But despite Graves’ claims that OS3 isn’t going to save money, GSA recently updated its Strategic Sourcing website detailing how agencies are faring in using OS2 and the three other vehicles under FSSI for the first quarter of fiscal 2014.
GSA said OS2 in 2014 has saved $8.9 million through FSSI and small firms have won 78.1 percent of all task orders, worth a total of $40.2 million.
The agency said it expects OS3 to save the government $65 million annually on administrative costs plus an additional $90 million in annual savings captured through lower prices.
One of the GSA’s goals under the Performance.gov site is to save $255 million by fiscal 2015 across all FSSI vehicles.
The President’s Management Advisory Board (PMAB) will hold its next meeting on April 25, where it likely will cover FSSI progress.
A broader cost-benefit analysis needed
But the negative impact the Federal Strategic Sourcing Initiative (FSSI) is having or could have on small firms has been central to the argument many are making for why this initiative isn’t good for the government no matter the cost savings.

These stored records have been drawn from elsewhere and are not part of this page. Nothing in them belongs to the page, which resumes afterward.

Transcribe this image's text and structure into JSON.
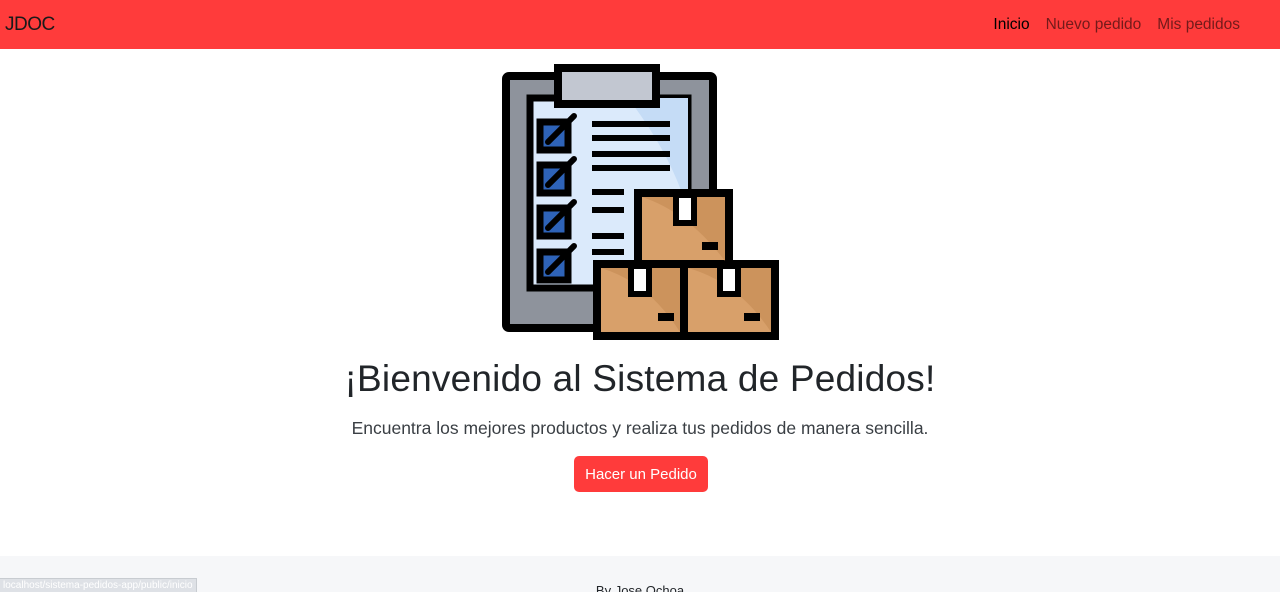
{
  "navbar": {
    "brand": "JDOC",
    "links": [
      {
        "label": "Inicio",
        "active": true
      },
      {
        "label": "Nuevo pedido",
        "active": false
      },
      {
        "label": "Mis pedidos",
        "active": false
      }
    ],
    "color": "#ff3b3b"
  },
  "hero": {
    "illustration": "clipboard-checklist-boxes-icon",
    "title": "¡Bienvenido al Sistema de Pedidos!",
    "subtitle": "Encuentra los mejores productos y realiza tus pedidos de manera sencilla.",
    "cta_label": "Hacer un Pedido"
  },
  "footer": {
    "text": "By Jose Ochoa"
  },
  "status_bar": {
    "url": "localhost/sistema-pedidos-app/public/inicio"
  }
}
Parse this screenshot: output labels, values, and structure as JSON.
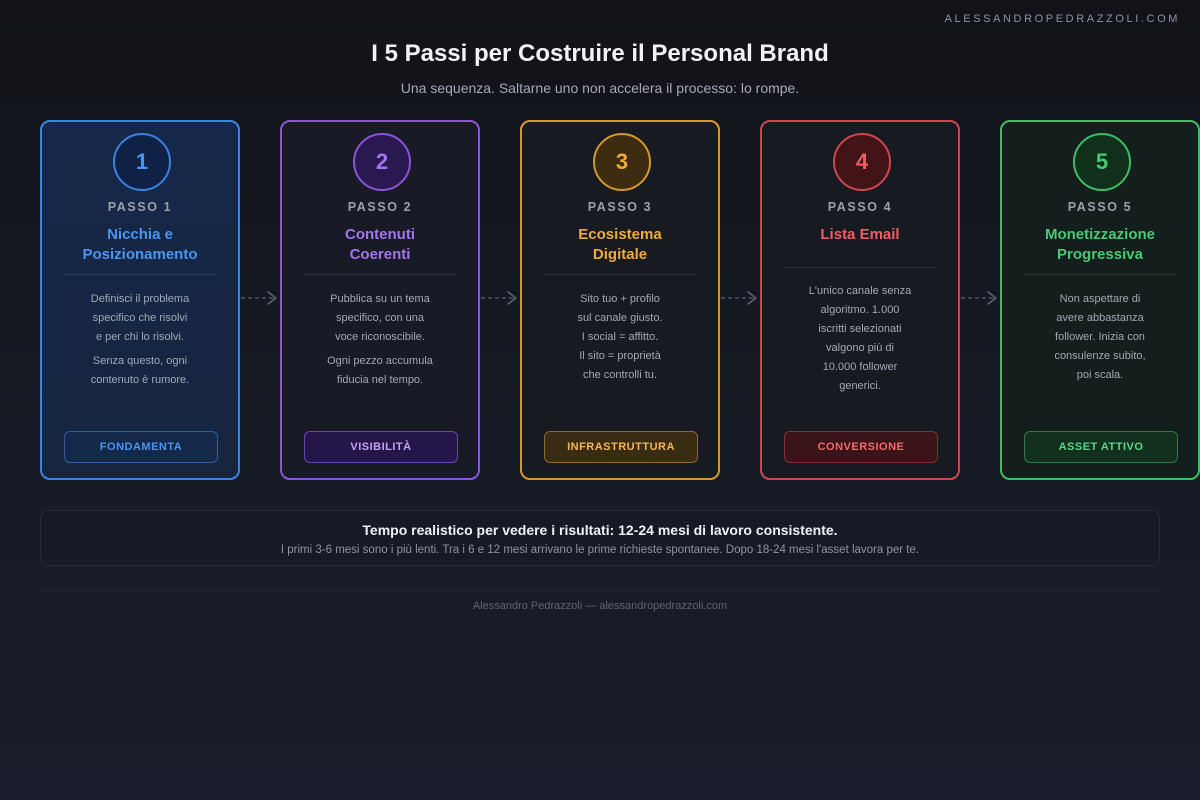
{
  "header": {
    "brand_url": "ALESSANDROPEDRAZZOLI.COM",
    "title": "I 5 Passi per Costruire il Personal Brand",
    "subtitle": "Una sequenza. Saltarne uno non accelera il processo: lo rompe."
  },
  "steps": [
    {
      "number": "1",
      "label": "PASSO 1",
      "title": "Nicchia e\nPosizionamento",
      "description": [
        "Definisci il problema\nspecifico che risolvi\ne per chi lo risolvi.",
        "Senza questo, ogni\ncontenuto è rumore."
      ],
      "badge": "FONDAMENTA",
      "color": "#3c82e0"
    },
    {
      "number": "2",
      "label": "PASSO 2",
      "title": "Contenuti\nCoerenti",
      "description": [
        "Pubblica su un tema\nspecifico, con una\nvoce riconoscibile.",
        "Ogni pezzo accumula\nfiducia nel tempo."
      ],
      "badge": "VISIBILITÀ",
      "color": "#8a55d8"
    },
    {
      "number": "3",
      "label": "PASSO 3",
      "title": "Ecosistema\nDigitale",
      "description": [
        "Sito tuo + profilo\nsul canale giusto.\nI social = affitto.\nIl sito = proprietà\nche controlli tu."
      ],
      "badge": "INFRASTRUTTURA",
      "color": "#d4982c"
    },
    {
      "number": "4",
      "label": "PASSO 4",
      "title": "Lista Email",
      "description": [
        "L'unico canale senza\nalgoritmo. 1.000\niscritti selezionati\nvalgono più di\n10.000 follower\ngenerici."
      ],
      "badge": "CONVERSIONE",
      "color": "#cf4650"
    },
    {
      "number": "5",
      "label": "PASSO 5",
      "title": "Monetizzazione\nProgressiva",
      "description": [
        "Non aspettare di\navere abbastanza\nfollower. Inizia con\nconsulenze subito,\npoi scala."
      ],
      "badge": "ASSET ATTIVO",
      "color": "#3dbd68"
    }
  ],
  "summary": {
    "title": "Tempo realistico per vedere i risultati: 12-24 mesi di lavoro consistente.",
    "detail": "I primi 3-6 mesi sono i più lenti. Tra i 6 e 12 mesi arrivano le prime richieste spontanee. Dopo 18-24 mesi l'asset lavora per te."
  },
  "footer": {
    "text": "Alessandro Pedrazzoli — alessandropedrazzoli.com"
  }
}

“The SBA Letter effectively admitted that a cost-benefit analysis of the FSSI program was not performed to evaluate the impact on small business,” said Sam Bornstein, a professor of accounting and taxation at Kean University’s School of Business in Union, N.J., and a partner in Bornstein & Song, CPAs and Consultants, who has been one of the major critics of strategic sourcing over the last five years. “Bornstein & Song stresses that the most significant ‘cost’ is the economic and social cost of job loss. Not only will this ‘cost’ impact small businesses, as this will result from the FSSI displacement of small businesses, but even more important this ‘Cost’ will have a significant negative impact on the U.S. economy. Since Jobs are necessary for economic recovery, the damage caused by FSSI by the loss of jobs is most critical.”
Bornstein said neither GSA nor the Office of Management and Budget has performed a cost-benefit analysis which would have shown how damaging the FSSI has been for the initial FSSI for Schedule 75 office supplies.
Franco said should GAO uphold the protests, it would be “prudent” for GSA to conduct a more thorough analysis in the future.
“GSA and other agencies should ensure they fulfill the requirements of the Small Business Act in engaging in an analysis of the negative impact of a consolidated contract on small business concerns-or else this exact issue will continue to be raised in protests, and [SBA’s] memorandum will provide a good outline for those protestors,” he said.